**Material to process:**
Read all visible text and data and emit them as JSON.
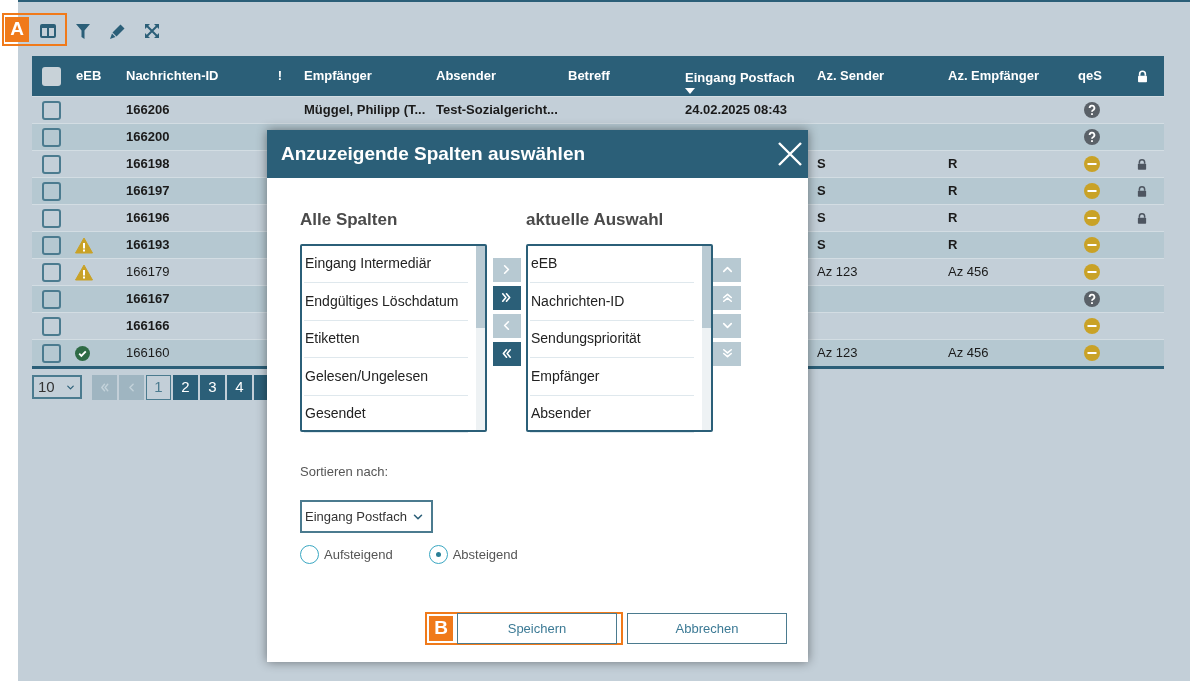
{
  "toolbar": {
    "marker": "A"
  },
  "table": {
    "columns": [
      {
        "kind": "checkbox",
        "checked": false
      },
      {
        "kind": "text",
        "label": "eEB",
        "sorted": false
      },
      {
        "kind": "text",
        "label": "Nachrichten-ID",
        "sorted": false
      },
      {
        "kind": "text",
        "label": "!",
        "sorted": false
      },
      {
        "kind": "text",
        "label": "Empfänger",
        "sorted": false
      },
      {
        "kind": "text",
        "label": "Absender",
        "sorted": false
      },
      {
        "kind": "text",
        "label": "Betreff",
        "sorted": false
      },
      {
        "kind": "text",
        "label": "Eingang Postfach",
        "sorted": true
      },
      {
        "kind": "text",
        "label": "Az. Sender",
        "sorted": false
      },
      {
        "kind": "text",
        "label": "Az. Empfänger",
        "sorted": false
      },
      {
        "kind": "text",
        "label": "qeS",
        "sorted": false
      },
      {
        "kind": "lock"
      }
    ],
    "rows": [
      {
        "checked": false,
        "unread": true,
        "id": "166206",
        "empfaenger": "Müggel, Philipp (T...",
        "absender": "Test-Sozialgericht...",
        "eingang": "24.02.2025 08:43",
        "qes": {
          "kind": "unknown"
        },
        "locked": false
      },
      {
        "checked": false,
        "unread": true,
        "id": "166200",
        "qes": {
          "kind": "unknown"
        },
        "locked": false
      },
      {
        "checked": false,
        "unread": true,
        "id": "166198",
        "az_sender": "S",
        "az_empfaenger": "R",
        "qes": {
          "kind": "pending"
        },
        "locked": true
      },
      {
        "checked": false,
        "unread": true,
        "id": "166197",
        "az_sender": "S",
        "az_empfaenger": "R",
        "qes": {
          "kind": "pending"
        },
        "locked": true
      },
      {
        "checked": false,
        "unread": true,
        "id": "166196",
        "az_sender": "S",
        "az_empfaenger": "R",
        "qes": {
          "kind": "pending"
        },
        "locked": true
      },
      {
        "checked": false,
        "unread": true,
        "eeb": {
          "kind": "warning"
        },
        "id": "166193",
        "az_sender": "S",
        "az_empfaenger": "R",
        "qes": {
          "kind": "pending"
        },
        "locked": false
      },
      {
        "checked": false,
        "unread": false,
        "eeb": {
          "kind": "warning"
        },
        "id": "166179",
        "az_sender": "Az 123",
        "az_empfaenger": "Az 456",
        "qes": {
          "kind": "pending"
        },
        "locked": false
      },
      {
        "checked": false,
        "unread": true,
        "id": "166167",
        "qes": {
          "kind": "unknown"
        },
        "locked": false
      },
      {
        "checked": false,
        "unread": true,
        "id": "166166",
        "qes": {
          "kind": "pending"
        },
        "locked": false
      },
      {
        "checked": false,
        "unread": false,
        "eeb": {
          "kind": "ok"
        },
        "id": "166160",
        "az_sender": "Az 123",
        "az_empfaenger": "Az 456",
        "qes": {
          "kind": "pending"
        },
        "locked": false
      }
    ]
  },
  "pagination": {
    "page_size": "10",
    "first_disabled": true,
    "prev_disabled": true,
    "pages": [
      {
        "label": "1",
        "selected": true
      },
      {
        "label": "2",
        "selected": false
      },
      {
        "label": "3",
        "selected": false
      },
      {
        "label": "4",
        "selected": false
      },
      {
        "selected": false
      }
    ]
  },
  "dialog": {
    "title": "Anzuzeigende Spalten auswählen",
    "available_title": "Alle Spalten",
    "available": [
      "Eingang Intermediär",
      "Endgültiges Löschdatum",
      "Etiketten",
      "Gelesen/Ungelesen",
      "Gesendet"
    ],
    "current_title": "aktuelle Auswahl",
    "current": [
      "eEB",
      "Nachrichten-ID",
      "Sendungspriorität",
      "Empfänger",
      "Absender"
    ],
    "move_buttons": [
      {
        "kind": "add",
        "disabled": true
      },
      {
        "kind": "add_all",
        "disabled": false
      },
      {
        "kind": "remove",
        "disabled": true
      },
      {
        "kind": "remove_all",
        "disabled": false
      }
    ],
    "order_buttons": [
      {
        "kind": "up",
        "disabled": true
      },
      {
        "kind": "top",
        "disabled": true
      },
      {
        "kind": "down",
        "disabled": true
      },
      {
        "kind": "bottom",
        "disabled": true
      }
    ],
    "sort_label": "Sortieren nach:",
    "sort_value": "Eingang Postfach",
    "order_options": [
      {
        "label": "Aufsteigend",
        "selected": false
      },
      {
        "label": "Absteigend",
        "selected": true
      }
    ],
    "save": "Speichern",
    "cancel": "Abbrechen",
    "save_marker": "B"
  }
}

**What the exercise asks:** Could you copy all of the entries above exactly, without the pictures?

**The completed task:**
Read all visible text and data and emit them as JSON.
{
  "toolbar": {
    "marker": "A"
  },
  "table": {
    "columns": [
      {
        "kind": "checkbox",
        "checked": false
      },
      {
        "kind": "text",
        "label": "eEB",
        "sorted": false
      },
      {
        "kind": "text",
        "label": "Nachrichten-ID",
        "sorted": false
      },
      {
        "kind": "text",
        "label": "!",
        "sorted": false
      },
      {
        "kind": "text",
        "label": "Empfänger",
        "sorted": false
      },
      {
        "kind": "text",
        "label": "Absender",
        "sorted": false
      },
      {
        "kind": "text",
        "label": "Betreff",
        "sorted": false
      },
      {
        "kind": "text",
        "label": "Eingang Postfach",
        "sorted": true
      },
      {
        "kind": "text",
        "label": "Az. Sender",
        "sorted": false
      },
      {
        "kind": "text",
        "label": "Az. Empfänger",
        "sorted": false
      },
      {
        "kind": "text",
        "label": "qeS",
        "sorted": false
      },
      {
        "kind": "lock"
      }
    ],
    "rows": [
      {
        "checked": false,
        "unread": true,
        "id": "166206",
        "empfaenger": "Müggel, Philipp (T...",
        "absender": "Test-Sozialgericht...",
        "eingang": "24.02.2025 08:43",
        "qes": {
          "kind": "unknown"
        },
        "locked": false
      },
      {
        "checked": false,
        "unread": true,
        "id": "166200",
        "qes": {
          "kind": "unknown"
        },
        "locked": false
      },
      {
        "checked": false,
        "unread": true,
        "id": "166198",
        "az_sender": "S",
        "az_empfaenger": "R",
        "qes": {
          "kind": "pending"
        },
        "locked": true
      },
      {
        "checked": false,
        "unread": true,
        "id": "166197",
        "az_sender": "S",
        "az_empfaenger": "R",
        "qes": {
          "kind": "pending"
        },
        "locked": true
      },
      {
        "checked": false,
        "unread": true,
        "id": "166196",
        "az_sender": "S",
        "az_empfaenger": "R",
        "qes": {
          "kind": "pending"
        },
        "locked": true
      },
      {
        "checked": false,
        "unread": true,
        "eeb": {
          "kind": "warning"
        },
        "id": "166193",
        "az_sender": "S",
        "az_empfaenger": "R",
        "qes": {
          "kind": "pending"
        },
        "locked": false
      },
      {
        "checked": false,
        "unread": false,
        "eeb": {
          "kind": "warning"
        },
        "id": "166179",
        "az_sender": "Az 123",
        "az_empfaenger": "Az 456",
        "qes": {
          "kind": "pending"
        },
        "locked": false
      },
      {
        "checked": false,
        "unread": true,
        "id": "166167",
        "qes": {
          "kind": "unknown"
        },
        "locked": false
      },
      {
        "checked": false,
        "unread": true,
        "id": "166166",
        "qes": {
          "kind": "pending"
        },
        "locked": false
      },
      {
        "checked": false,
        "unread": false,
        "eeb": {
          "kind": "ok"
        },
        "id": "166160",
        "az_sender": "Az 123",
        "az_empfaenger": "Az 456",
        "qes": {
          "kind": "pending"
        },
        "locked": false
      }
    ]
  },
  "pagination": {
    "page_size": "10",
    "first_disabled": true,
    "prev_disabled": true,
    "pages": [
      {
        "label": "1",
        "selected": true
      },
      {
        "label": "2",
        "selected": false
      },
      {
        "label": "3",
        "selected": false
      },
      {
        "label": "4",
        "selected": false
      },
      {
        "selected": false
      }
    ]
  },
  "dialog": {
    "title": "Anzuzeigende Spalten auswählen",
    "available_title": "Alle Spalten",
    "available": [
      "Eingang Intermediär",
      "Endgültiges Löschdatum",
      "Etiketten",
      "Gelesen/Ungelesen",
      "Gesendet"
    ],
    "current_title": "aktuelle Auswahl",
    "current": [
      "eEB",
      "Nachrichten-ID",
      "Sendungspriorität",
      "Empfänger",
      "Absender"
    ],
    "move_buttons": [
      {
        "kind": "add",
        "disabled": true
      },
      {
        "kind": "add_all",
        "disabled": false
      },
      {
        "kind": "remove",
        "disabled": true
      },
      {
        "kind": "remove_all",
        "disabled": false
      }
    ],
    "order_buttons": [
      {
        "kind": "up",
        "disabled": true
      },
      {
        "kind": "top",
        "disabled": true
      },
      {
        "kind": "down",
        "disabled": true
      },
      {
        "kind": "bottom",
        "disabled": true
      }
    ],
    "sort_label": "Sortieren nach:",
    "sort_value": "Eingang Postfach",
    "order_options": [
      {
        "label": "Aufsteigend",
        "selected": false
      },
      {
        "label": "Absteigend",
        "selected": true
      }
    ],
    "save": "Speichern",
    "cancel": "Abbrechen",
    "save_marker": "B"
  }
}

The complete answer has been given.